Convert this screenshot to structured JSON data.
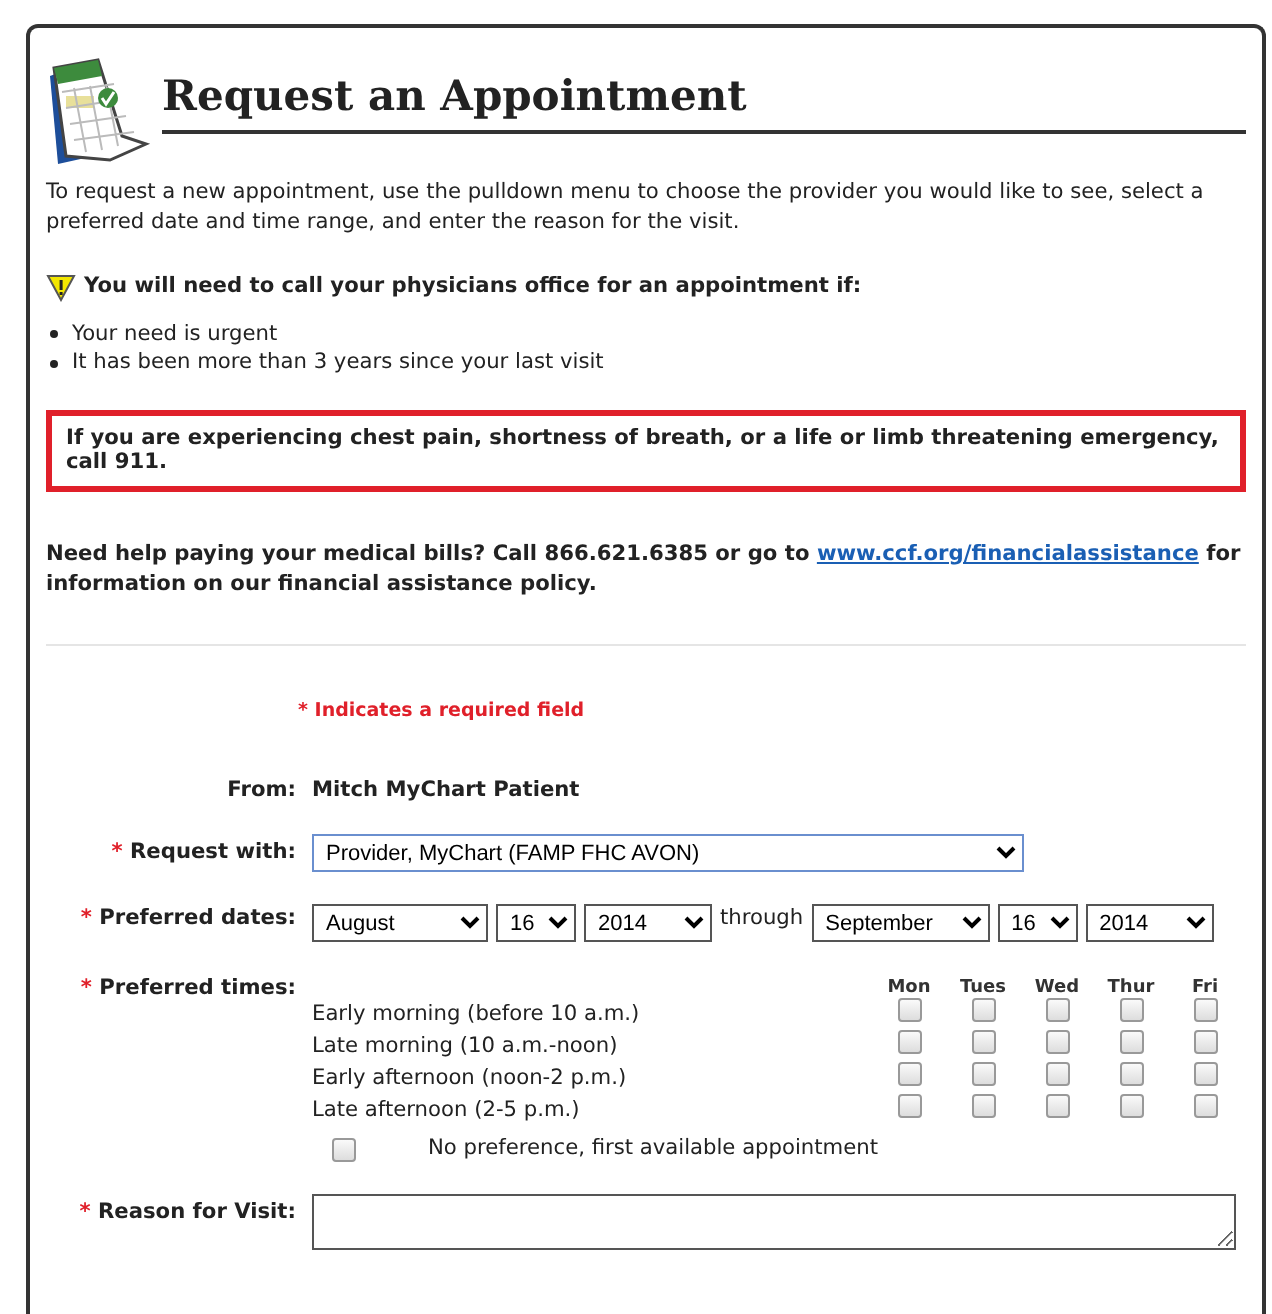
{
  "title": "Request an Appointment",
  "intro": "To request a new appointment, use the pulldown menu to choose the provider you would like to see, select a preferred date and time range, and enter the reason for the visit.",
  "warning": {
    "heading": "You will need to call your physicians office for an appointment if:",
    "items": [
      "Your need is urgent",
      "It has been more than 3 years since your last visit"
    ]
  },
  "emergency": "If you are experiencing chest pain, shortness of breath, or a life or limb threatening emergency, call 911.",
  "help": {
    "before": "Need help paying your medical bills? Call 866.621.6385 or go to",
    "link": "www.ccf.org/financialassistance",
    "after": "for information on our financial assistance policy."
  },
  "required_note": {
    "mark": "*",
    "text": "Indicates a required field"
  },
  "fields": [
    {
      "kind": "text",
      "label": "From:",
      "required": false,
      "value": "Mitch MyChart Patient"
    },
    {
      "kind": "provider",
      "label": "Request with:",
      "required": true,
      "value": "Provider, MyChart  (FAMP FHC AVON)"
    },
    {
      "kind": "dates",
      "label": "Preferred dates:",
      "required": true,
      "start": [
        "August",
        "16",
        "2014"
      ],
      "joiner": "through",
      "end": [
        "September",
        "16",
        "2014"
      ]
    },
    {
      "kind": "times",
      "label": "Preferred times:",
      "required": true,
      "days": [
        "Mon",
        "Tues",
        "Wed",
        "Thur",
        "Fri"
      ],
      "rows": [
        {
          "label": "Early morning (before 10 a.m.)",
          "slots": [
            {
              "checked": false
            },
            {
              "checked": false
            },
            {
              "checked": false
            },
            {
              "checked": false
            },
            {
              "checked": false
            }
          ]
        },
        {
          "label": "Late morning (10 a.m.-noon)",
          "slots": [
            {
              "checked": false
            },
            {
              "checked": false
            },
            {
              "checked": false
            },
            {
              "checked": false
            },
            {
              "checked": false
            }
          ]
        },
        {
          "label": "Early afternoon (noon-2 p.m.)",
          "slots": [
            {
              "checked": false
            },
            {
              "checked": false
            },
            {
              "checked": false
            },
            {
              "checked": false
            },
            {
              "checked": false
            }
          ]
        },
        {
          "label": "Late afternoon (2-5 p.m.)",
          "slots": [
            {
              "checked": false
            },
            {
              "checked": false
            },
            {
              "checked": false
            },
            {
              "checked": false
            },
            {
              "checked": false
            }
          ]
        }
      ],
      "no_preference": {
        "label": "No preference, first available appointment",
        "checked": false
      }
    },
    {
      "kind": "textarea",
      "label": "Reason for Visit:",
      "required": true
    }
  ]
}
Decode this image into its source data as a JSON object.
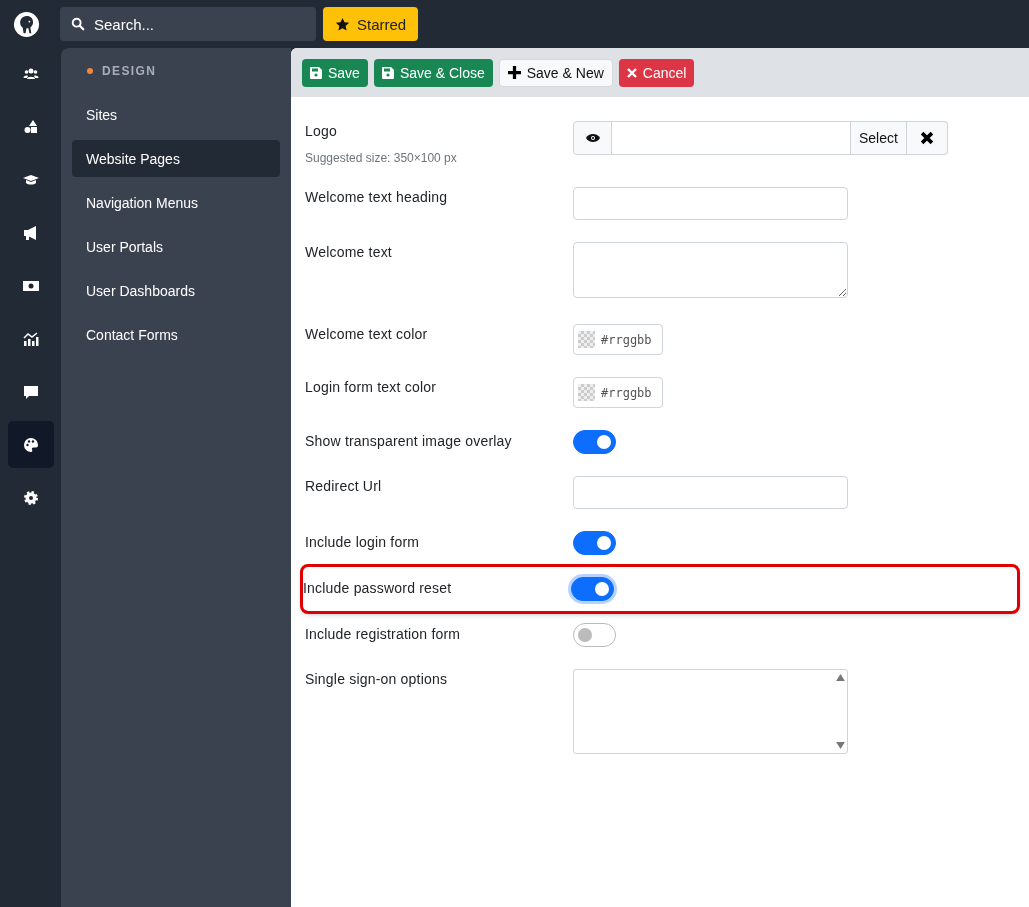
{
  "top_bar": {
    "search": {
      "placeholder": "Search..."
    },
    "starred_button": "Starred"
  },
  "rail": [
    {
      "selected": false
    },
    {
      "selected": false
    },
    {
      "selected": false
    },
    {
      "selected": false
    },
    {
      "selected": false
    },
    {
      "selected": false
    },
    {
      "selected": false
    },
    {
      "selected": true
    },
    {
      "selected": false
    }
  ],
  "sidebar": {
    "heading": "DESIGN",
    "items": [
      {
        "label": "Sites",
        "selected": false
      },
      {
        "label": "Website Pages",
        "selected": true
      },
      {
        "label": "Navigation Menus",
        "selected": false
      },
      {
        "label": "User Portals",
        "selected": false
      },
      {
        "label": "User Dashboards",
        "selected": false
      },
      {
        "label": "Contact Forms",
        "selected": false
      }
    ]
  },
  "toolbar": [
    {
      "kind": "save",
      "label": "Save"
    },
    {
      "kind": "save",
      "label": "Save & Close"
    },
    {
      "kind": "new",
      "label": "Save & New"
    },
    {
      "kind": "cancel",
      "label": "Cancel"
    }
  ],
  "form": [
    {
      "kind": "file",
      "label": "Logo",
      "hint": "Suggested size: 350×100 px",
      "button": "Select",
      "highlighted": false
    },
    {
      "kind": "text",
      "label": "Welcome text heading",
      "highlighted": false
    },
    {
      "kind": "textarea",
      "label": "Welcome text",
      "highlighted": false
    },
    {
      "kind": "color",
      "label": "Welcome text color",
      "placeholder": "#rrggbb",
      "highlighted": false
    },
    {
      "kind": "color",
      "label": "Login form text color",
      "placeholder": "#rrggbb",
      "highlighted": false
    },
    {
      "kind": "toggle",
      "label": "Show transparent image overlay",
      "on": true,
      "highlighted": false
    },
    {
      "kind": "text",
      "label": "Redirect Url",
      "highlighted": false
    },
    {
      "kind": "toggle",
      "label": "Include login form",
      "on": true,
      "highlighted": false
    },
    {
      "kind": "toggle",
      "label": "Include password reset",
      "on": true,
      "highlighted": true
    },
    {
      "kind": "toggle",
      "label": "Include registration form",
      "on": false,
      "highlighted": false
    },
    {
      "kind": "listbox",
      "label": "Single sign-on options",
      "highlighted": false
    }
  ]
}
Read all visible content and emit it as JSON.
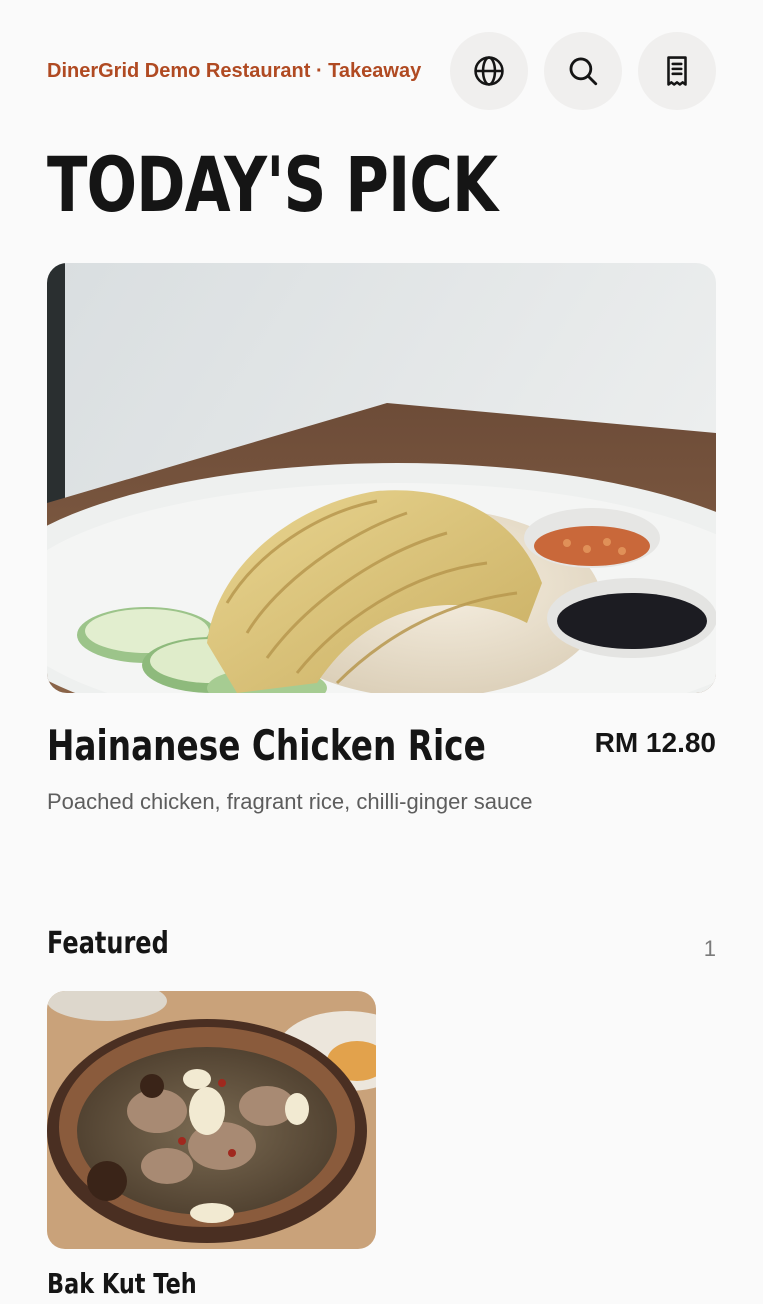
{
  "header": {
    "restaurant_name": "DinerGrid Demo Restaurant · Takeaway",
    "icons": [
      "globe-icon",
      "search-icon",
      "receipt-icon"
    ],
    "accent_color": "#b04a22"
  },
  "hero": {
    "title": "TODAY'S PICK",
    "dish_name": "Hainanese Chicken Rice",
    "price": "RM 12.80",
    "description": "Poached chicken, fragrant rice, chilli-ginger sauce"
  },
  "featured": {
    "title": "Featured",
    "count": "1",
    "items": [
      {
        "name": "Bak Kut Teh"
      }
    ]
  }
}
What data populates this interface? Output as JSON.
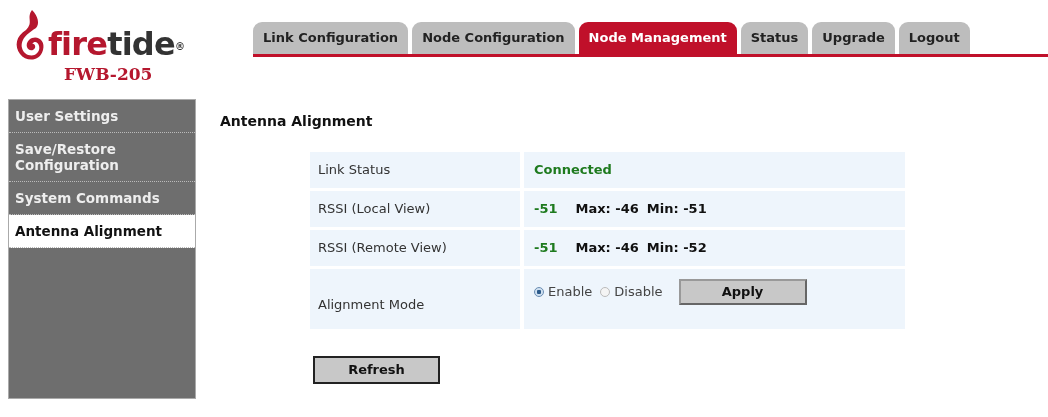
{
  "logo": {
    "word_part_1": "fire",
    "word_part_2": "tide",
    "mark": "®",
    "model": "FWB-205"
  },
  "tabs": [
    {
      "label": "Link Configuration",
      "selected": false
    },
    {
      "label": "Node Configuration",
      "selected": false
    },
    {
      "label": "Node Management",
      "selected": true
    },
    {
      "label": "Status",
      "selected": false
    },
    {
      "label": "Upgrade",
      "selected": false
    },
    {
      "label": "Logout",
      "selected": false
    }
  ],
  "sidebar": {
    "items": [
      {
        "label": "User Settings",
        "selected": false
      },
      {
        "label": "Save/Restore Configuration",
        "selected": false
      },
      {
        "label": "System Commands",
        "selected": false
      },
      {
        "label": "Antenna Alignment",
        "selected": true
      }
    ]
  },
  "heading": "Antenna Alignment",
  "table": {
    "rows": [
      {
        "kind": "status",
        "label": "Link Status",
        "value": "Connected"
      },
      {
        "kind": "rssi",
        "label": "RSSI (Local View)",
        "value": "-51",
        "max": "Max: -46",
        "min": "Min: -51"
      },
      {
        "kind": "rssi",
        "label": "RSSI (Remote View)",
        "value": "-51",
        "max": "Max: -46",
        "min": "Min: -52"
      },
      {
        "kind": "mode",
        "label": "Alignment Mode",
        "options": [
          {
            "label": "Enable",
            "selected": true
          },
          {
            "label": "Disable",
            "selected": false
          }
        ],
        "button": "Apply"
      }
    ]
  },
  "refresh_button": "Refresh"
}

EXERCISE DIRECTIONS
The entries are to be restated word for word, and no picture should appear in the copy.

TASK SOLUTION
Convert this screenshot to structured JSON data.
{
  "title": "Request an Appointment",
  "intro": "To request a new appointment, use the pulldown menu to choose the provider you would like to see, select a preferred date and time range, and enter the reason for the visit.",
  "warning": {
    "heading": "You will need to call your physicians office for an appointment if:",
    "items": [
      "Your need is urgent",
      "It has been more than 3 years since your last visit"
    ]
  },
  "emergency": "If you are experiencing chest pain, shortness of breath, or a life or limb threatening emergency, call 911.",
  "help": {
    "before": "Need help paying your medical bills? Call 866.621.6385 or go to",
    "link": "www.ccf.org/financialassistance",
    "after": "for information on our financial assistance policy."
  },
  "required_note": {
    "mark": "*",
    "text": "Indicates a required field"
  },
  "fields": [
    {
      "kind": "text",
      "label": "From:",
      "required": false,
      "value": "Mitch MyChart Patient"
    },
    {
      "kind": "provider",
      "label": "Request with:",
      "required": true,
      "value": "Provider, MyChart  (FAMP FHC AVON)"
    },
    {
      "kind": "dates",
      "label": "Preferred dates:",
      "required": true,
      "start": [
        "August",
        "16",
        "2014"
      ],
      "joiner": "through",
      "end": [
        "September",
        "16",
        "2014"
      ]
    },
    {
      "kind": "times",
      "label": "Preferred times:",
      "required": true,
      "days": [
        "Mon",
        "Tues",
        "Wed",
        "Thur",
        "Fri"
      ],
      "rows": [
        {
          "label": "Early morning (before 10 a.m.)",
          "slots": [
            {
              "checked": false
            },
            {
              "checked": false
            },
            {
              "checked": false
            },
            {
              "checked": false
            },
            {
              "checked": false
            }
          ]
        },
        {
          "label": "Late morning (10 a.m.-noon)",
          "slots": [
            {
              "checked": false
            },
            {
              "checked": false
            },
            {
              "checked": false
            },
            {
              "checked": false
            },
            {
              "checked": false
            }
          ]
        },
        {
          "label": "Early afternoon (noon-2 p.m.)",
          "slots": [
            {
              "checked": false
            },
            {
              "checked": false
            },
            {
              "checked": false
            },
            {
              "checked": false
            },
            {
              "checked": false
            }
          ]
        },
        {
          "label": "Late afternoon (2-5 p.m.)",
          "slots": [
            {
              "checked": false
            },
            {
              "checked": false
            },
            {
              "checked": false
            },
            {
              "checked": false
            },
            {
              "checked": false
            }
          ]
        }
      ],
      "no_preference": {
        "label": "No preference, first available appointment",
        "checked": false
      }
    },
    {
      "kind": "textarea",
      "label": "Reason for Visit:",
      "required": true
    }
  ]
}
Decode this image into its source data as a JSON object.
{
  "top_bar": {
    "search": {
      "placeholder": "Search..."
    },
    "starred_button": "Starred"
  },
  "rail": [
    {
      "selected": false
    },
    {
      "selected": false
    },
    {
      "selected": false
    },
    {
      "selected": false
    },
    {
      "selected": false
    },
    {
      "selected": false
    },
    {
      "selected": false
    },
    {
      "selected": true
    },
    {
      "selected": false
    }
  ],
  "sidebar": {
    "heading": "DESIGN",
    "items": [
      {
        "label": "Sites",
        "selected": false
      },
      {
        "label": "Website Pages",
        "selected": true
      },
      {
        "label": "Navigation Menus",
        "selected": false
      },
      {
        "label": "User Portals",
        "selected": false
      },
      {
        "label": "User Dashboards",
        "selected": false
      },
      {
        "label": "Contact Forms",
        "selected": false
      }
    ]
  },
  "toolbar": [
    {
      "kind": "save",
      "label": "Save"
    },
    {
      "kind": "save",
      "label": "Save & Close"
    },
    {
      "kind": "new",
      "label": "Save & New"
    },
    {
      "kind": "cancel",
      "label": "Cancel"
    }
  ],
  "form": [
    {
      "kind": "file",
      "label": "Logo",
      "hint": "Suggested size: 350×100 px",
      "button": "Select",
      "highlighted": false
    },
    {
      "kind": "text",
      "label": "Welcome text heading",
      "highlighted": false
    },
    {
      "kind": "textarea",
      "label": "Welcome text",
      "highlighted": false
    },
    {
      "kind": "color",
      "label": "Welcome text color",
      "placeholder": "#rrggbb",
      "highlighted": false
    },
    {
      "kind": "color",
      "label": "Login form text color",
      "placeholder": "#rrggbb",
      "highlighted": false
    },
    {
      "kind": "toggle",
      "label": "Show transparent image overlay",
      "on": true,
      "highlighted": false
    },
    {
      "kind": "text",
      "label": "Redirect Url",
      "highlighted": false
    },
    {
      "kind": "toggle",
      "label": "Include login form",
      "on": true,
      "highlighted": false
    },
    {
      "kind": "toggle",
      "label": "Include password reset",
      "on": true,
      "highlighted": true
    },
    {
      "kind": "toggle",
      "label": "Include registration form",
      "on": false,
      "highlighted": false
    },
    {
      "kind": "listbox",
      "label": "Single sign-on options",
      "highlighted": false
    }
  ]
}
Read all visible content and emit it as JSON.
{
  "header": {
    "restaurant_name": "DinerGrid Demo Restaurant · Takeaway",
    "icons": [
      "globe-icon",
      "search-icon",
      "receipt-icon"
    ],
    "accent_color": "#b04a22"
  },
  "hero": {
    "title": "TODAY'S PICK",
    "dish_name": "Hainanese Chicken Rice",
    "price": "RM 12.80",
    "description": "Poached chicken, fragrant rice, chilli-ginger sauce"
  },
  "featured": {
    "title": "Featured",
    "count": "1",
    "items": [
      {
        "name": "Bak Kut Teh"
      }
    ]
  }
}
What data populates this interface? Output as JSON.
{
  "logo": {
    "word_part_1": "fire",
    "word_part_2": "tide",
    "mark": "®",
    "model": "FWB-205"
  },
  "tabs": [
    {
      "label": "Link Configuration",
      "selected": false
    },
    {
      "label": "Node Configuration",
      "selected": false
    },
    {
      "label": "Node Management",
      "selected": true
    },
    {
      "label": "Status",
      "selected": false
    },
    {
      "label": "Upgrade",
      "selected": false
    },
    {
      "label": "Logout",
      "selected": false
    }
  ],
  "sidebar": {
    "items": [
      {
        "label": "User Settings",
        "selected": false
      },
      {
        "label": "Save/Restore Configuration",
        "selected": false
      },
      {
        "label": "System Commands",
        "selected": false
      },
      {
        "label": "Antenna Alignment",
        "selected": true
      }
    ]
  },
  "heading": "Antenna Alignment",
  "table": {
    "rows": [
      {
        "kind": "status",
        "label": "Link Status",
        "value": "Connected"
      },
      {
        "kind": "rssi",
        "label": "RSSI (Local View)",
        "value": "-51",
        "max": "Max: -46",
        "min": "Min: -51"
      },
      {
        "kind": "rssi",
        "label": "RSSI (Remote View)",
        "value": "-51",
        "max": "Max: -46",
        "min": "Min: -52"
      },
      {
        "kind": "mode",
        "label": "Alignment Mode",
        "options": [
          {
            "label": "Enable",
            "selected": true
          },
          {
            "label": "Disable",
            "selected": false
          }
        ],
        "button": "Apply"
      }
    ]
  },
  "refresh_button": "Refresh"
}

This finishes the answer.